Exercise objective: For this exercise, return all the data word for word, with images left out.

Information supplied:
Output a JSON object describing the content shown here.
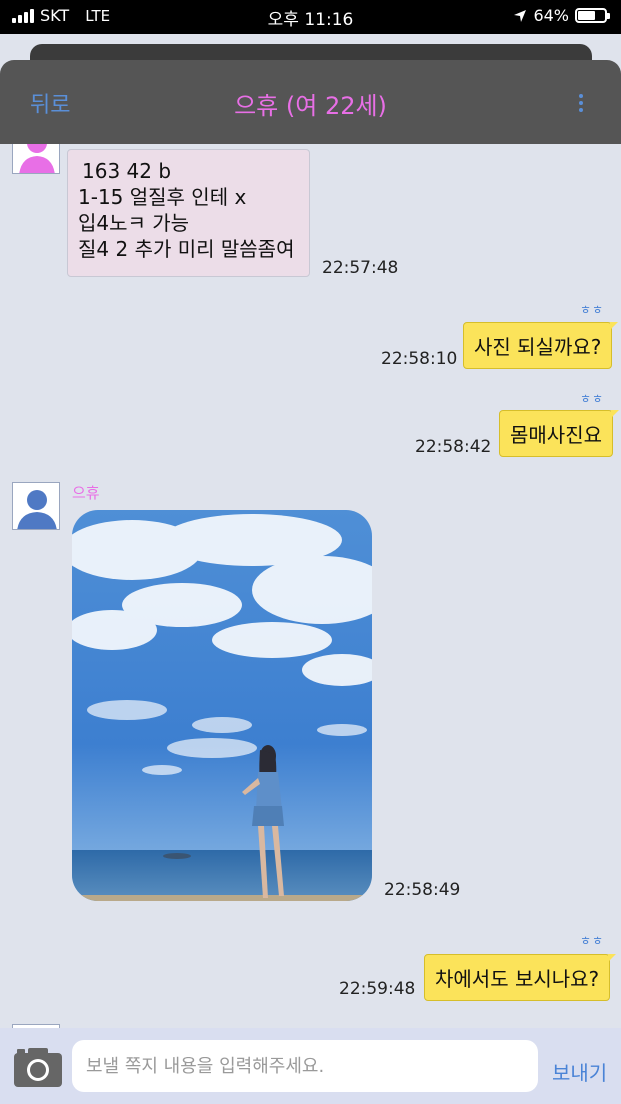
{
  "status_bar": {
    "carrier": "SKT",
    "network": "LTE",
    "time": "오후 11:16",
    "battery": "64%",
    "battery_level": 0.64
  },
  "header": {
    "back_label": "뒤로",
    "title": "으휴 (여 22세)"
  },
  "messages": [
    {
      "direction": "in",
      "lines": [
        "163 42 b",
        "1-15 얼질후 인테 x",
        "입4노ㅋ 가능",
        "질4 2 추가 미리 말씀좀여"
      ],
      "time": "22:57:48"
    },
    {
      "direction": "out",
      "sender": "ㅎㅎ",
      "text": "사진 되실까요?",
      "time": "22:58:10"
    },
    {
      "direction": "out",
      "sender": "ㅎㅎ",
      "text": "몸매사진요",
      "time": "22:58:42"
    },
    {
      "direction": "in",
      "sender": "으휴",
      "type": "image",
      "time": "22:58:49"
    },
    {
      "direction": "out",
      "sender": "ㅎㅎ",
      "text": "차에서도 보시나요?",
      "time": "22:59:48"
    }
  ],
  "input_bar": {
    "placeholder": "보낼 쪽지 내용을 입력해주세요.",
    "send_label": "보내기"
  },
  "icons": {
    "camera": "camera-icon",
    "menu": "more-vertical-icon",
    "avatar_female": "female-avatar-icon",
    "avatar_default": "person-avatar-icon",
    "location": "location-arrow-icon"
  },
  "colors": {
    "accent_pink": "#e86fe6",
    "accent_blue": "#4a83d6",
    "bubble_out": "#fbe35a",
    "bubble_in": "#ecdde8",
    "background": "#dfe3ec"
  }
}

Written solution:
Output a JSON object describing the content shown here.
{
  "status_bar": {
    "carrier": "SKT",
    "network": "LTE",
    "time": "오후 11:16",
    "battery": "64%",
    "battery_level": 0.64
  },
  "header": {
    "back_label": "뒤로",
    "title": "으휴 (여 22세)"
  },
  "messages": [
    {
      "direction": "in",
      "lines": [
        "163 42 b",
        "1-15 얼질후 인테 x",
        "입4노ㅋ 가능",
        "질4 2 추가 미리 말씀좀여"
      ],
      "time": "22:57:48"
    },
    {
      "direction": "out",
      "sender": "ㅎㅎ",
      "text": "사진 되실까요?",
      "time": "22:58:10"
    },
    {
      "direction": "out",
      "sender": "ㅎㅎ",
      "text": "몸매사진요",
      "time": "22:58:42"
    },
    {
      "direction": "in",
      "sender": "으휴",
      "type": "image",
      "time": "22:58:49"
    },
    {
      "direction": "out",
      "sender": "ㅎㅎ",
      "text": "차에서도 보시나요?",
      "time": "22:59:48"
    }
  ],
  "input_bar": {
    "placeholder": "보낼 쪽지 내용을 입력해주세요.",
    "send_label": "보내기"
  },
  "icons": {
    "camera": "camera-icon",
    "menu": "more-vertical-icon",
    "avatar_female": "female-avatar-icon",
    "avatar_default": "person-avatar-icon",
    "location": "location-arrow-icon"
  },
  "colors": {
    "accent_pink": "#e86fe6",
    "accent_blue": "#4a83d6",
    "bubble_out": "#fbe35a",
    "bubble_in": "#ecdde8",
    "background": "#dfe3ec"
  }
}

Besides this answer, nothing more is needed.